The Joy of a Good Story
By Darin Colucci
If you could invite any three people over for dinner—from any time throughout history—who would it be? Someone recently asked me this question, and it took me several minutes to come up with my guest list. Then, when I announced my three names, the inquirer asked me the next obvious question: “Why?” My answer: “Because I bet each person would tell some great stories.”
I can’t answer for anyone else, but I would never invite someone over just to look at them. If you had this magical, made-up opportunity, how could you squander it by asking a person who was known to be boring, quiet, contemplative, introspective, or any other adjective which in effect means “uninteresting” to those around them? You wouldn’t.
The most enigmatic, engaging, funny, and all-around interesting people seem to share one common trait—they’re great storytellers. They keep you on the edge of your seat, somehow enthralled by whatever tale they spin. And the best of them can transport you to a different time or place, making it seem as though you were somehow a part of the story or a fly on the wall, taking it all in.
The most enigmatic, engaging, funny, and all-around interesting people seem to share one common trait—they’re great storytellers.
My father passed away nearly eight years ago, and of all the things about him that I miss, his storytelling is first and foremost. My dad, who was a rather reserved, sometimes (often) cranky guy, told great, vibrant, hilarious stories. He came alive when he had the floor and commanded attention. It always felt like you were on the verge of laughter or a “Get the hell outta here . . . No way!” moment. And because he was such an expert at it, there was always a payoff.
My dad had one friend, Mr. Carafello, who only came over to our house on Thanksgiving. Once a year—that’s it. His first name was Bill, but my father only called him Willy, in a tone meant to convey both familiarity and good-natured chop busting. Neither seemed to mind. Mr. Carafello had the biggest, toothiest smile you ever saw, and I looked forward to seeing it on full display every year. The two of them would go shot for shot on stories about where and how they grew up, and more importantly, with whom they grew up. As the years passed, I felt like I got to know these guys, too. There was Spike, Wahoo, Frankie Emma, Joe Burns, Freddie the Bug, and Stanley La Bruno. After a while, I felt like I grew up right down the street from all of them. I loved it. The house was full of laughter from the appetizer to the coffee and whatever dessert my mother would serve. And even if cell phones had been around, there is no way I would ever have looked away from all that was going on. It was too entertaining, and in some ways, a living history of my father’s life.

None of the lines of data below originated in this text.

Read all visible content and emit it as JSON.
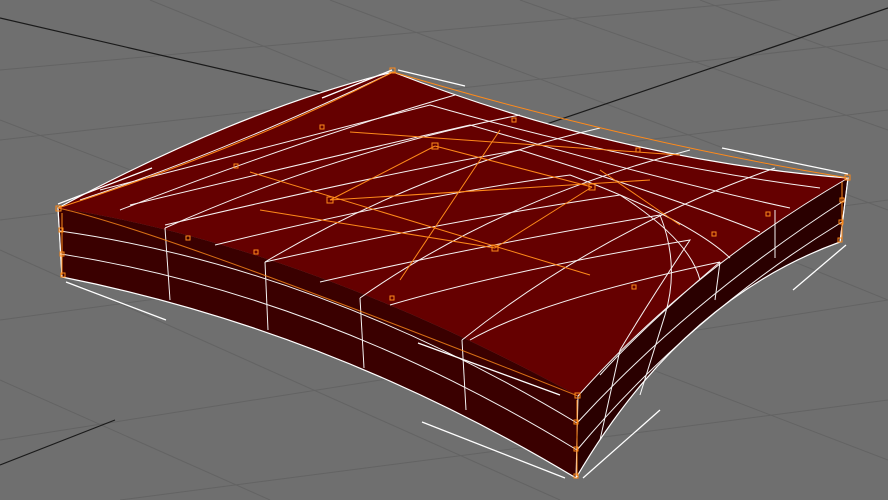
{
  "viewport": {
    "background_color": "#6f6f6f",
    "grid_color": "#636363",
    "axis_line_color": "#1a1a1a",
    "grid_visible": true
  },
  "object": {
    "type": "subdivided-box-with-ffd-lattice",
    "top_color": "#650000",
    "side_color": "#3a0000",
    "side_dark_color": "#2a0000",
    "wireframe_color": "#ffffff",
    "lattice_color": "#ff8a1a",
    "selected": true
  }
}
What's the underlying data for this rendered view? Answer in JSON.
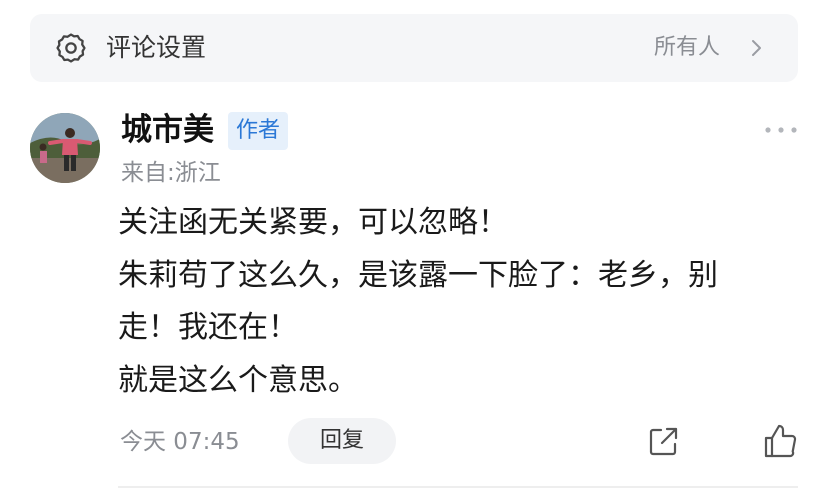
{
  "settings": {
    "label": "评论设置",
    "value": "所有人",
    "icon": "gear-icon",
    "chevron": "chevron-right-icon"
  },
  "comment": {
    "author": "城市美",
    "badge": "作者",
    "location": "来自:浙江",
    "lines": [
      "关注函无关紧要，可以忽略！",
      "朱莉苟了这么久，是该露一下脸了：老乡，别",
      "走！我还在！",
      "就是这么个意思。"
    ],
    "time": "今天 07:45",
    "reply_label": "回复",
    "more_icon": "more-dots-icon",
    "share_icon": "share-icon",
    "like_icon": "thumbs-up-icon"
  },
  "colors": {
    "badge_bg": "#e6f0fb",
    "badge_text": "#2b78d6",
    "muted": "#8a8d93",
    "bar_bg": "#f5f6f8"
  }
}
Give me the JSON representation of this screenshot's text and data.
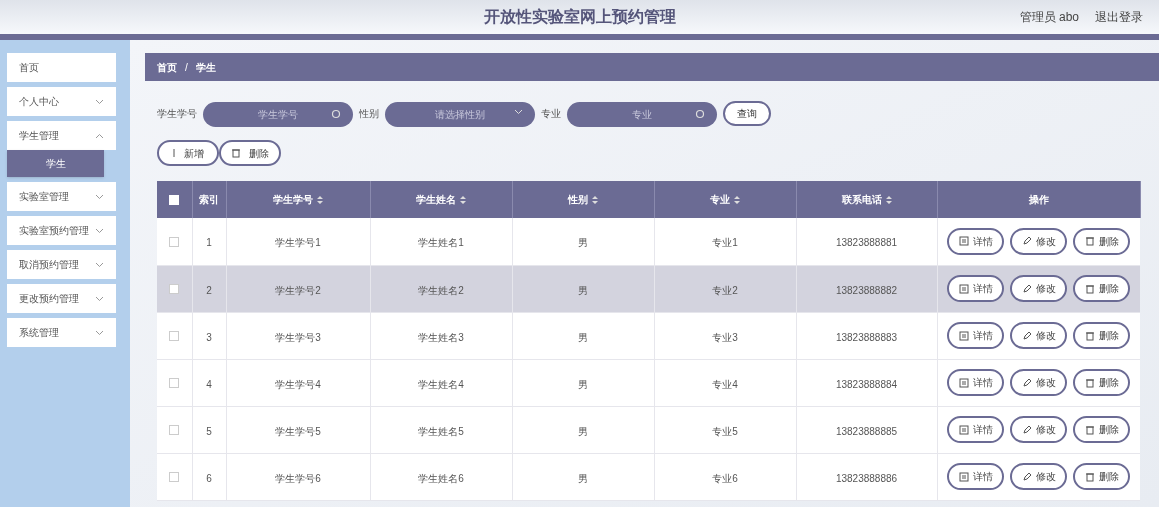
{
  "header": {
    "title": "开放性实验室网上预约管理",
    "user": "管理员 abo",
    "logout": "退出登录"
  },
  "sidebar": {
    "items": [
      {
        "kind": "link",
        "label": "首页"
      },
      {
        "kind": "menu",
        "label": "个人中心",
        "expanded": false
      },
      {
        "kind": "menu",
        "label": "学生管理",
        "expanded": true,
        "children": [
          {
            "label": "学生",
            "selected": true
          }
        ]
      },
      {
        "kind": "menu",
        "label": "实验室管理",
        "expanded": false
      },
      {
        "kind": "menu",
        "label": "实验室预约管理",
        "expanded": false
      },
      {
        "kind": "menu",
        "label": "取消预约管理",
        "expanded": false
      },
      {
        "kind": "menu",
        "label": "更改预约管理",
        "expanded": false
      },
      {
        "kind": "menu",
        "label": "系统管理",
        "expanded": false
      }
    ]
  },
  "breadcrumb": {
    "items": [
      "首页",
      "学生"
    ],
    "separator": "/"
  },
  "search": {
    "fields": [
      {
        "kind": "text",
        "label": "学生学号",
        "placeholder": "学生学号"
      },
      {
        "kind": "select",
        "label": "性别",
        "placeholder": "请选择性别"
      },
      {
        "kind": "text",
        "label": "专业",
        "placeholder": "专业"
      }
    ],
    "button": "查询"
  },
  "actions": [
    {
      "kind": "add",
      "label": "新增"
    },
    {
      "kind": "delete",
      "label": "删除"
    }
  ],
  "table": {
    "all_checked": false,
    "columns": [
      {
        "kind": "plain",
        "label": "索引"
      },
      {
        "kind": "sortable",
        "label": "学生学号"
      },
      {
        "kind": "sortable",
        "label": "学生姓名"
      },
      {
        "kind": "sortable",
        "label": "性别"
      },
      {
        "kind": "sortable",
        "label": "专业"
      },
      {
        "kind": "sortable",
        "label": "联系电话"
      },
      {
        "kind": "plain",
        "label": "操作"
      }
    ],
    "rows": [
      {
        "selected": false,
        "checked": false,
        "cells": [
          "1",
          "学生学号1",
          "学生姓名1",
          "男",
          "专业1",
          "13823888881"
        ],
        "buttons": [
          {
            "kind": "detail",
            "label": "详情"
          },
          {
            "kind": "edit",
            "label": "修改"
          },
          {
            "kind": "delete",
            "label": "删除"
          }
        ]
      },
      {
        "selected": true,
        "checked": false,
        "cells": [
          "2",
          "学生学号2",
          "学生姓名2",
          "男",
          "专业2",
          "13823888882"
        ],
        "buttons": [
          {
            "kind": "detail",
            "label": "详情"
          },
          {
            "kind": "edit",
            "label": "修改"
          },
          {
            "kind": "delete",
            "label": "删除"
          }
        ]
      },
      {
        "selected": false,
        "checked": false,
        "cells": [
          "3",
          "学生学号3",
          "学生姓名3",
          "男",
          "专业3",
          "13823888883"
        ],
        "buttons": [
          {
            "kind": "detail",
            "label": "详情"
          },
          {
            "kind": "edit",
            "label": "修改"
          },
          {
            "kind": "delete",
            "label": "删除"
          }
        ]
      },
      {
        "selected": false,
        "checked": false,
        "cells": [
          "4",
          "学生学号4",
          "学生姓名4",
          "男",
          "专业4",
          "13823888884"
        ],
        "buttons": [
          {
            "kind": "detail",
            "label": "详情"
          },
          {
            "kind": "edit",
            "label": "修改"
          },
          {
            "kind": "delete",
            "label": "删除"
          }
        ]
      },
      {
        "selected": false,
        "checked": false,
        "cells": [
          "5",
          "学生学号5",
          "学生姓名5",
          "男",
          "专业5",
          "13823888885"
        ],
        "buttons": [
          {
            "kind": "detail",
            "label": "详情"
          },
          {
            "kind": "edit",
            "label": "修改"
          },
          {
            "kind": "delete",
            "label": "删除"
          }
        ]
      },
      {
        "selected": false,
        "checked": false,
        "cells": [
          "6",
          "学生学号6",
          "学生姓名6",
          "男",
          "专业6",
          "13823888886"
        ],
        "buttons": [
          {
            "kind": "detail",
            "label": "详情"
          },
          {
            "kind": "edit",
            "label": "修改"
          },
          {
            "kind": "delete",
            "label": "删除"
          }
        ]
      }
    ]
  }
}
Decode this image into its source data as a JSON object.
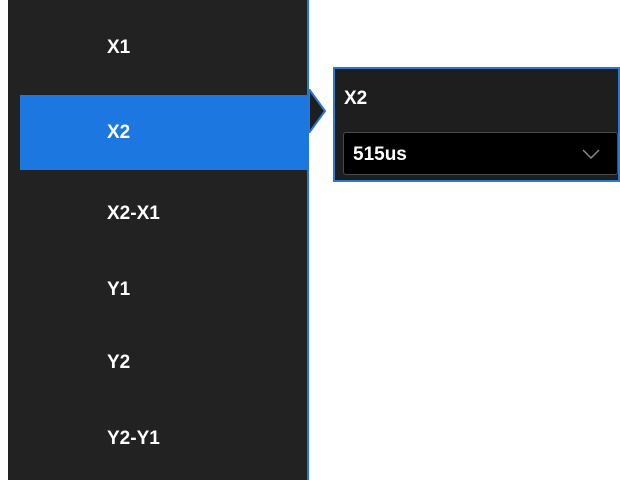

I could see my dad and his friend laugh until they cried as they reached each punch line, kicker, and unexpected plot twist—their shenanigans almost always ending in unmitigated disaster.
I worry that storytelling is becoming a lost art because of technology and about how the current generation stays disengaged from dinner-table discussions. Will they even have a fond memory of being with their family at Thanksgiving? I wonder. Maybe it’s our fault as parents. Maybe our stories just aren’t as good as our parents’ were and consequently don’t command attention. I just know that if I could travel back to any point in my life and relive one day, Thanksgiving circa 1979 would be right up there. I could see my dad and his friend laugh until they cried as they reached each punch line, kicker, and unexpected plot twist—their shenanigans almost always ending in unmitigated disaster. True or not, it always seemed funnier when it blew up in their faces, I guess. But such is the nature of excellent storytelling. It leaves you laughing or in amazement, always wanting just one more.
I miss my dad and his stories. So, here’s to the Riverside Gang, as he called it. Next Thanksgiving, I think I’ll tell my son about when they sank the boat. No, I’ll tell him the one about when they tried to beat the bookie. Yeah, that one’s great.
— V —
Darin Colucci is an author, motivational speaker, and attorney from Duxbury, Massachusetts. His book Everything I Never Learned in School: A Guide to Success is available for purchase as paperback and e-book on Amazon.